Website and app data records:

# # # # # # #

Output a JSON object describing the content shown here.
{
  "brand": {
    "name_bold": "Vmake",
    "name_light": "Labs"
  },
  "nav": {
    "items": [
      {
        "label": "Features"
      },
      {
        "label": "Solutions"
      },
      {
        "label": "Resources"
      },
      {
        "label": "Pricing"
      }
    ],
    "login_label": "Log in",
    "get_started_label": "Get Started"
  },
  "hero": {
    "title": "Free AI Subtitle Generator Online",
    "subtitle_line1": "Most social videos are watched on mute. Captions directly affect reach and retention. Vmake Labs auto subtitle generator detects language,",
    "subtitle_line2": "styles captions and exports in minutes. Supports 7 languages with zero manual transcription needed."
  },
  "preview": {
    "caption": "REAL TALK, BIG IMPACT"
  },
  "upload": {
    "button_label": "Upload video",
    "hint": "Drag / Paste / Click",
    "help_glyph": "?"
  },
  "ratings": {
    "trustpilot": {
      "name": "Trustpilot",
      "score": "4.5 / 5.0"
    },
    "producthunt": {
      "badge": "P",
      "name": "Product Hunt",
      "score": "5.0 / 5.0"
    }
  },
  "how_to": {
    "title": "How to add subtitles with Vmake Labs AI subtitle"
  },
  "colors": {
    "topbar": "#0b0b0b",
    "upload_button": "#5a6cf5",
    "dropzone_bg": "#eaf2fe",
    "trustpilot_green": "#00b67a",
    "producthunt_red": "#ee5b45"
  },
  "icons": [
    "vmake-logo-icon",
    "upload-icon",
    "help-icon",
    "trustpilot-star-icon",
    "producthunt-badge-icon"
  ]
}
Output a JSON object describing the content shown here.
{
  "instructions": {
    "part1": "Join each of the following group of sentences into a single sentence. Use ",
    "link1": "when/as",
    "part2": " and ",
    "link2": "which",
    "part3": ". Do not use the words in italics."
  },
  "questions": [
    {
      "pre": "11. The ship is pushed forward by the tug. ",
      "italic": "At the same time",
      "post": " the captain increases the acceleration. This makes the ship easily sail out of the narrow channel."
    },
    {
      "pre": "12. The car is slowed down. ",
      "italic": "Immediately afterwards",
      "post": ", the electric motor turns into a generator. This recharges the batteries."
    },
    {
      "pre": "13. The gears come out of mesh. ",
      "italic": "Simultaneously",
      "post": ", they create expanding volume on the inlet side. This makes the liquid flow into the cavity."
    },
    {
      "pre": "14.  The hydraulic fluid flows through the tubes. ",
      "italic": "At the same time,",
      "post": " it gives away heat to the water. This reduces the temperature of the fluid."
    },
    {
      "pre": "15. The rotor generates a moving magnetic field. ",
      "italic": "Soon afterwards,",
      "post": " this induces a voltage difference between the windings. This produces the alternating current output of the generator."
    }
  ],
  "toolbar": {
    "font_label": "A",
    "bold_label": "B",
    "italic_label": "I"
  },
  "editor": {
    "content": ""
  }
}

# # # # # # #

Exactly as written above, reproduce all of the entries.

Output a JSON object describing the content shown here.
{
  "brand": {
    "name_bold": "Vmake",
    "name_light": "Labs"
  },
  "nav": {
    "items": [
      {
        "label": "Features"
      },
      {
        "label": "Solutions"
      },
      {
        "label": "Resources"
      },
      {
        "label": "Pricing"
      }
    ],
    "login_label": "Log in",
    "get_started_label": "Get Started"
  },
  "hero": {
    "title": "Free AI Subtitle Generator Online",
    "subtitle_line1": "Most social videos are watched on mute. Captions directly affect reach and retention. Vmake Labs auto subtitle generator detects language,",
    "subtitle_line2": "styles captions and exports in minutes. Supports 7 languages with zero manual transcription needed."
  },
  "preview": {
    "caption": "REAL TALK, BIG IMPACT"
  },
  "upload": {
    "button_label": "Upload video",
    "hint": "Drag / Paste / Click",
    "help_glyph": "?"
  },
  "ratings": {
    "trustpilot": {
      "name": "Trustpilot",
      "score": "4.5 / 5.0"
    },
    "producthunt": {
      "badge": "P",
      "name": "Product Hunt",
      "score": "5.0 / 5.0"
    }
  },
  "how_to": {
    "title": "How to add subtitles with Vmake Labs AI subtitle"
  },
  "colors": {
    "topbar": "#0b0b0b",
    "upload_button": "#5a6cf5",
    "dropzone_bg": "#eaf2fe",
    "trustpilot_green": "#00b67a",
    "producthunt_red": "#ee5b45"
  },
  "icons": [
    "vmake-logo-icon",
    "upload-icon",
    "help-icon",
    "trustpilot-star-icon",
    "producthunt-badge-icon"
  ]
}
Output a JSON object describing the content shown here.
{
  "instructions": {
    "part1": "Join each of the following group of sentences into a single sentence. Use ",
    "link1": "when/as",
    "part2": " and ",
    "link2": "which",
    "part3": ". Do not use the words in italics."
  },
  "questions": [
    {
      "pre": "11. The ship is pushed forward by the tug. ",
      "italic": "At the same time",
      "post": " the captain increases the acceleration. This makes the ship easily sail out of the narrow channel."
    },
    {
      "pre": "12. The car is slowed down. ",
      "italic": "Immediately afterwards",
      "post": ", the electric motor turns into a generator. This recharges the batteries."
    },
    {
      "pre": "13. The gears come out of mesh. ",
      "italic": "Simultaneously",
      "post": ", they create expanding volume on the inlet side. This makes the liquid flow into the cavity."
    },
    {
      "pre": "14.  The hydraulic fluid flows through the tubes. ",
      "italic": "At the same time,",
      "post": " it gives away heat to the water. This reduces the temperature of the fluid."
    },
    {
      "pre": "15. The rotor generates a moving magnetic field. ",
      "italic": "Soon afterwards,",
      "post": " this induces a voltage difference between the windings. This produces the alternating current output of the generator."
    }
  ],
  "toolbar": {
    "font_label": "A",
    "bold_label": "B",
    "italic_label": "I"
  },
  "editor": {
    "content": ""
  }
}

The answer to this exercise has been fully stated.